Here’s the answer:
1. The military rulers want to show they cannot be pushed around by the United States. This is, of course, also a big way to muster popularity within Egypt. The resentment of foreign intervention is very high and as I pointed out in a recent article, even a U.S. Navy anti-disease program is being portrayed by a liberal party as a covert operation to spread disease, murder Egyptian children, and weaken Egypt so Israel can defeat it.
2. The armed forces want to weaken the “moderate” parties by blocking foreign aid to them. These forces are the junta’s main critics and are organizing demonstrations against the government.
3. Ironically, the moderates are demanding the military turn over power to the Islamists even faster! Yet there is no reason to believe that the armed forces will not give up power after the presidential elections in June. There have already been a lot of ideas for a deal between the Muslim Brotherhood and the military. For example, a special parliamentary committee could be created to manage the military budget on terms satisfactory to the generals. While the Brotherhood has demanded the government’s resignation, this seems more like a way of building leverage than a serious goal. In just five months there will be a new president and the junta will dissolve.
4. The Islamists, who did get almost 75 percent of the vote in the election, support this tough strategy in order to weaken their moderate rivals and also becaue they are anti-American and xenophobic. This is only the beginning of the anti-American populism/nationalism/Islamism we are going to be seeing in Egypt from now on.
What’s amazing is that nobody is pointing out that if an Egyptian government is willing to risk U.S. aid and have a confrontation on this small issue, what are they going to do regarding big issues!? What happens when the Egyptian government moves toward Islamism or helps Hamas fight Israel on some level? We have been told that fear of losing U.S. aid will constrain Egypt.
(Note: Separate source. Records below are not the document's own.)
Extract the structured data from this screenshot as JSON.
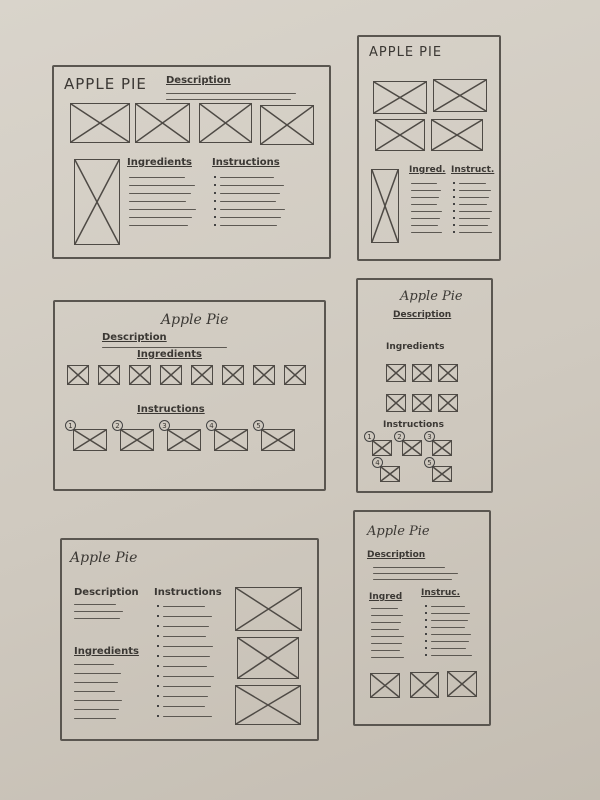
{
  "sketches": [
    {
      "title": "APPLE PIE",
      "description": "Description",
      "ingredients": "Ingredients",
      "instructions": "Instructions"
    },
    {
      "title": "APPLE PIE",
      "ingredients": "Ingred.",
      "instructions": "Instruct."
    },
    {
      "title": "Apple Pie",
      "description": "Description",
      "ingredients": "Ingredients",
      "instructions": "Instructions",
      "steps": [
        "1",
        "2",
        "3",
        "4",
        "5"
      ]
    },
    {
      "title": "Apple Pie",
      "description": "Description",
      "ingredients": "Ingredients",
      "instructions": "Instructions",
      "steps": [
        "1",
        "2",
        "3",
        "4",
        "5"
      ]
    },
    {
      "title": "Apple Pie",
      "description": "Description",
      "ingredients": "Ingredients",
      "instructions": "Instructions"
    },
    {
      "title": "Apple Pie",
      "description": "Description",
      "ingredients": "Ingred",
      "instructions": "Instruc."
    }
  ],
  "colors": {
    "paper": "#d4cec5",
    "pencil": "#4e4a45"
  }
}
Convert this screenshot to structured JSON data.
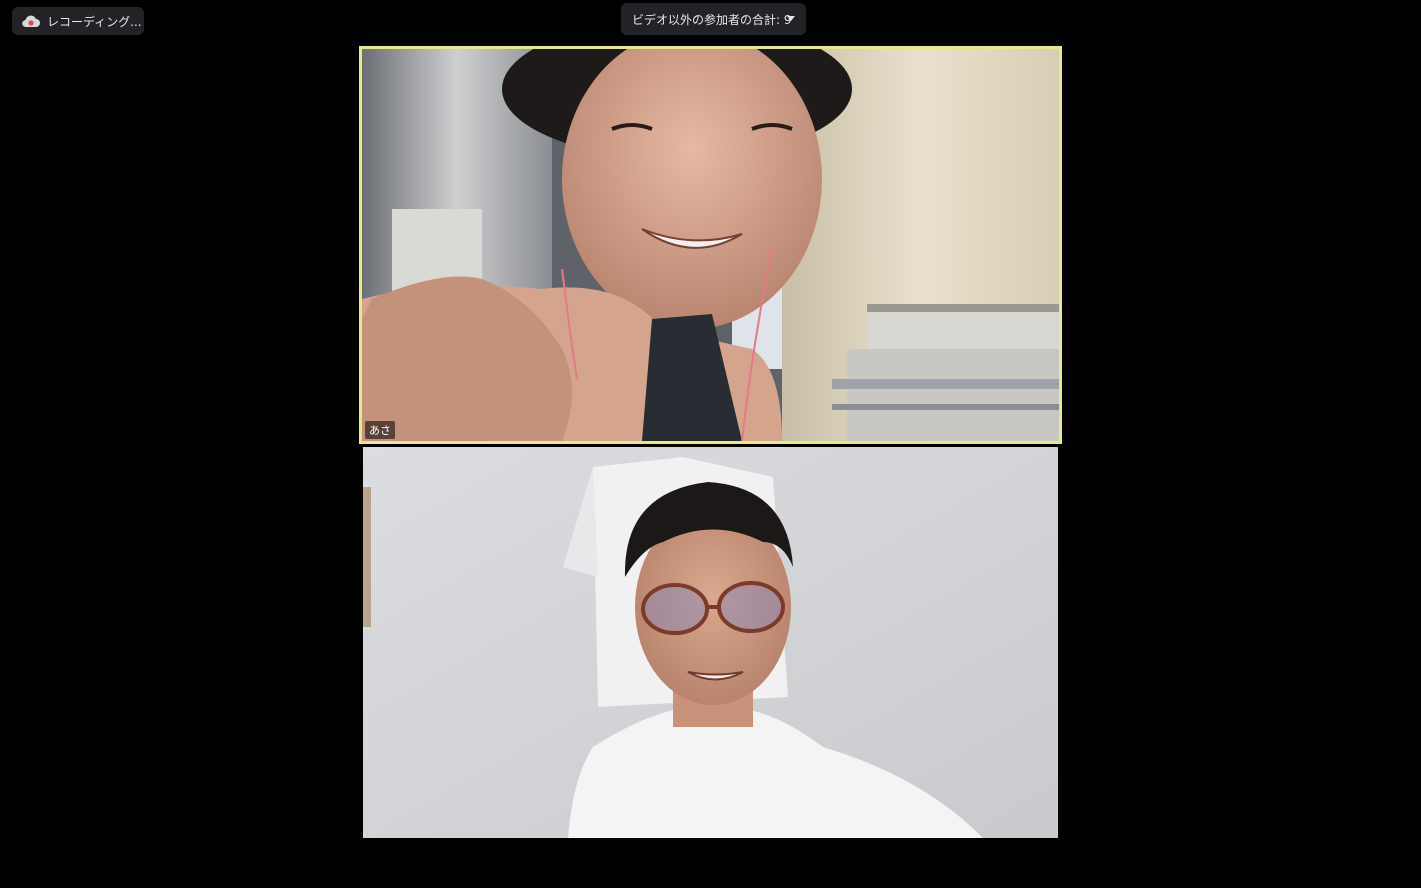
{
  "recording": {
    "label": "レコーディング...",
    "icon": "cloud-record-icon",
    "icon_color": "#e04a4a"
  },
  "participants": {
    "label": "ビデオ以外の参加者の合計: 9",
    "icon": "chevron-down-icon"
  },
  "tiles": [
    {
      "name": "あさ",
      "active_speaker": true,
      "highlight_color": "#e6e88a"
    },
    {
      "name": ""
    }
  ],
  "colors": {
    "background": "#000000",
    "pill_background": "#232327",
    "text": "#e8e8ea"
  }
}
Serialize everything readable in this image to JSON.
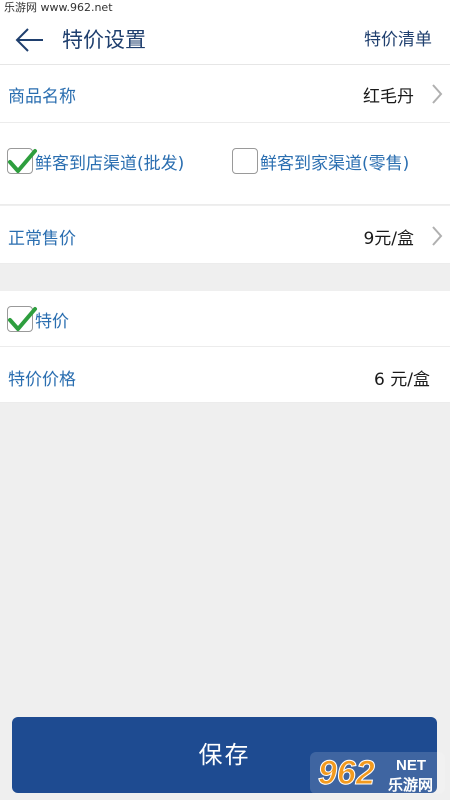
{
  "watermark": {
    "top_text": "乐游网 www.962.net"
  },
  "header": {
    "title": "特价设置",
    "action": "特价清单"
  },
  "product": {
    "label": "商品名称",
    "value": "红毛丹"
  },
  "channels": {
    "option1": {
      "label": "鲜客到店渠道(批发)",
      "checked": true
    },
    "option2": {
      "label": "鲜客到家渠道(零售)",
      "checked": false
    }
  },
  "price": {
    "label": "正常售价",
    "value": "9元/盒"
  },
  "special": {
    "label": "特价",
    "checked": true
  },
  "special_price": {
    "label": "特价价格",
    "value": "6 元/盒"
  },
  "footer": {
    "save_label": "保存"
  },
  "logo": {
    "text": "962",
    "sub": "乐游网",
    "suffix": "NET"
  },
  "colors": {
    "accent": "#1e4b91",
    "label_blue": "#2a6eb0",
    "check_green": "#2e9e3e"
  }
}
But we are now seeing that this simply isn’t true.
Note also that the Obama administration’s bluff is already being called. If trials go forward — and some compromise might be found to save face for both sides — will the Obama administration cut off aid or is it bluffing and will back down? I’ll bet on the latter, and that will send a real message to every radical in the region.
Note, too, the U.S. government has just backed down on past warnings that it will cut aid if the PA and Hamas form a coalition government. Of course, it clings to the hope that the new coalition will break down (which might happen) and state that there is no formal coalition yet or that Hamas might accept Israel’s right to exist and stop violence (fat chance!).
The U.S.-Egypt confrontation might be avoided by some compromise. The Obama administration will conclude that it “won” while everyone in the leaderships of Arab countries, Iran, and Turkey will conclude that America can be pushed around with impunity.
The Obama administration seems to be on the road to proving beyond any doubt that it is a paper tiger. And the consequences will be felt in a dozen countries, promoting more dissing of America and new crises.
Barry Rubin is director of the Global Research in International Affairs (GLORIA) Center and editor of the Middle East Review of International Affairs (MERIA) Journal. His book, Israel: An Introduction, will be published by Yale University Press in January. Latest books include The Israel-Arab Reader (seventh edition), The Long War for Freedom: The Arab Struggle for Democracy in the Middle East (Wiley), and The Truth About Syria (Palgrave-Macmillan). The website of the GLORIA Center is at http://www.gloria-center.org and of his blog, Rubin Reports, http://www.rubinreports.blogspot.com